“The federal government rarely sends anything to us,” said Ibaa Terna Jacob, who oversees the humanitarian effort at St. Francis Xavier. “The last time they sent us food was months ago.”
On June 30, Orguze Akaa estimated that his only option was to walk for three hours and dig for mud-digging fish in a dry area. flow bed near his abandoned town of Tse-anyion. It was a risky journey, but the once successful farmer wasn’t giving up.
It cost him his life.
Seventeen others met the same fate, said Adakole Daniel, a local youth leader.
“All the attacks took place while people were looking for their daily meals,” Daniel said in a telephone interview.
Bishop Anagbe says the bandits are working in a coordinated manner to clear the densely populated state to make room for herding communities.
“The scale of killing, displacement and wanton destruction of property by these Fulani jihadist militias only reinforces the now revealed agenda to depopulate Christian communities in Nigeria and seize land,” Anagbe wrote in a statement. report published on July 3.
“It is telling that the government currently in power in Nigeria continues to do nothing about these persistent attacks except to give laughable reasons like climate change or that some Muslims, too, are sometimes killed in attacks by so-called saying bandits.
“Having said the above, I would like to say again that, despite threats of personal harm, especially when people speak out against the wicked Fulani jihadist herdsmen, we will continue to draw the attention of the outside world to the plan Islamists and their sponsors to Islamize Christian territories through these killings and the occupation of land,” Anagbe continued.
“Remember what I said in my previous report that since I became Bishop of Makurdi in 2014 until today, not a day goes by that I do not receive a sad story of killing and displacement of our people by barbaric Fulani herders,” he wrote. “For a few years now, I have been unable to carry out pastoral activities in certain parts of my diocese.”
From May 1 to June 30, 70 unarmed people in Benue State were murdered by Fulani terrorists, the Bishop said.
The latest attack on July 14 killed three villagers working on a farm near Akakuma village in the Guma local government area, or county, said Nyiakaa Mike, the county chairman.
“There were seven of them working on their farms when the shepherds shot three dead and removed four others,” Mike said in a telephone interview.
His colleague who heads Gwer West Local Government Area, Ayande Andrew, said terror attacks in his county were happening daily. “They [terrorists]sent people out of their villages and each time they [villagers]try to access their farms for food, they are killed,” Andrew said in a phone interview.
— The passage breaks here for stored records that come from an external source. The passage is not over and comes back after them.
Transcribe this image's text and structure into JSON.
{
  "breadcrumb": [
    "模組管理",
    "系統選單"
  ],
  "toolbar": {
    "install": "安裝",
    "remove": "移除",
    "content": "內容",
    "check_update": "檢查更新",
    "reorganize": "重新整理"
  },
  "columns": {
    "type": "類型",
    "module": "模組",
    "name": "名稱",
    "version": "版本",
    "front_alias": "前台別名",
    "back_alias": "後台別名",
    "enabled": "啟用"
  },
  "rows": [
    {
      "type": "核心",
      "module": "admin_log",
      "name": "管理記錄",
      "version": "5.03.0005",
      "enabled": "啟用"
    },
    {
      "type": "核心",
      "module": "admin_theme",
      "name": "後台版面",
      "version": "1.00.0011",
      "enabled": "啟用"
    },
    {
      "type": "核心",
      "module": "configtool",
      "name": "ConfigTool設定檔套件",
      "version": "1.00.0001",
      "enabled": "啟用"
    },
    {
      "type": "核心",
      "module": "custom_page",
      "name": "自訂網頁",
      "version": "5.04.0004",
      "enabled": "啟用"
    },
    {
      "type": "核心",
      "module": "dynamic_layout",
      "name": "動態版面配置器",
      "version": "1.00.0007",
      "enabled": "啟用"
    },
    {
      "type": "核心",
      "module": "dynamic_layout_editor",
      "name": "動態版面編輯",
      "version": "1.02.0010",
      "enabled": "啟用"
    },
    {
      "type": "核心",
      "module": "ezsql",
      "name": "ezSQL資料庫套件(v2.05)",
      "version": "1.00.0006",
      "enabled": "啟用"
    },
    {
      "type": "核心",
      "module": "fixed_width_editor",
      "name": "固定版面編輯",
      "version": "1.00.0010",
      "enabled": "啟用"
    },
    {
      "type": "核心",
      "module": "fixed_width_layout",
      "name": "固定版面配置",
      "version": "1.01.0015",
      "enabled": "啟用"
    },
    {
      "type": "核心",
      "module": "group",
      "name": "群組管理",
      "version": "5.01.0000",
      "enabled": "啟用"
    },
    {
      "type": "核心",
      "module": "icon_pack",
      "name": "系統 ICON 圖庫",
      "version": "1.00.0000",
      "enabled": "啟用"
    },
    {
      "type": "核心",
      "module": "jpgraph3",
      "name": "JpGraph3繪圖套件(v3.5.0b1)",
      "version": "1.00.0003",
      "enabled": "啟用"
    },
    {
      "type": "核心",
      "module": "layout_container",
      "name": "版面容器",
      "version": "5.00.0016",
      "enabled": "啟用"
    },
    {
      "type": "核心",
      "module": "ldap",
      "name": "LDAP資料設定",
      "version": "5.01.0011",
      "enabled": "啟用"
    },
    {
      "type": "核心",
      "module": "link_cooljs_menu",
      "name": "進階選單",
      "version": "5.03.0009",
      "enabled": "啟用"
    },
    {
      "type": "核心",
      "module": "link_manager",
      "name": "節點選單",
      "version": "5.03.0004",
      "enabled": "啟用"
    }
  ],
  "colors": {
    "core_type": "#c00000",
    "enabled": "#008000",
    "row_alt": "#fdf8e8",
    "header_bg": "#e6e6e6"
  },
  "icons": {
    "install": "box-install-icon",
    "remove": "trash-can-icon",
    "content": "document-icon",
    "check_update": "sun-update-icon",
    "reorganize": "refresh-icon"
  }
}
“They move freely with their weapons and have taken over more than 30 communities,” he said.
The disturbed sacraments
Father Cletus Bua, priest in charge of St. Francis Xavier Parish, said Fulani militia attacks since 2018 have prevented nearly 20,000 worshipers from attending Mass and receiving other sacraments in his parish.
“In Agbage [parish]we have 50 antennas and all of them have been moved by Fulani militias,” Bua said.
“These are churches with membership ranging from 200 to 400 each. Many more are retreating to other parishes as attacks increase,” he said.
“Even the Parish Headquarters of Agagbe itself is unsafe as they attacked the community in 2019,” he added.
The parish is one of 15 in the Diocese of Makurdi, which has around 1 million Catholics. The diocese has been the hardest hit of the four dioceses in Benue State.
“This is where the Fulani started their genocide in Benue,” said county chief Mike.
Will armed volunteers make a difference?
Joy Akaa expressed some optimism to CNA. “If these [militia volunteers]will really work, so maybe what happened to my husband won’t happen again,” she said.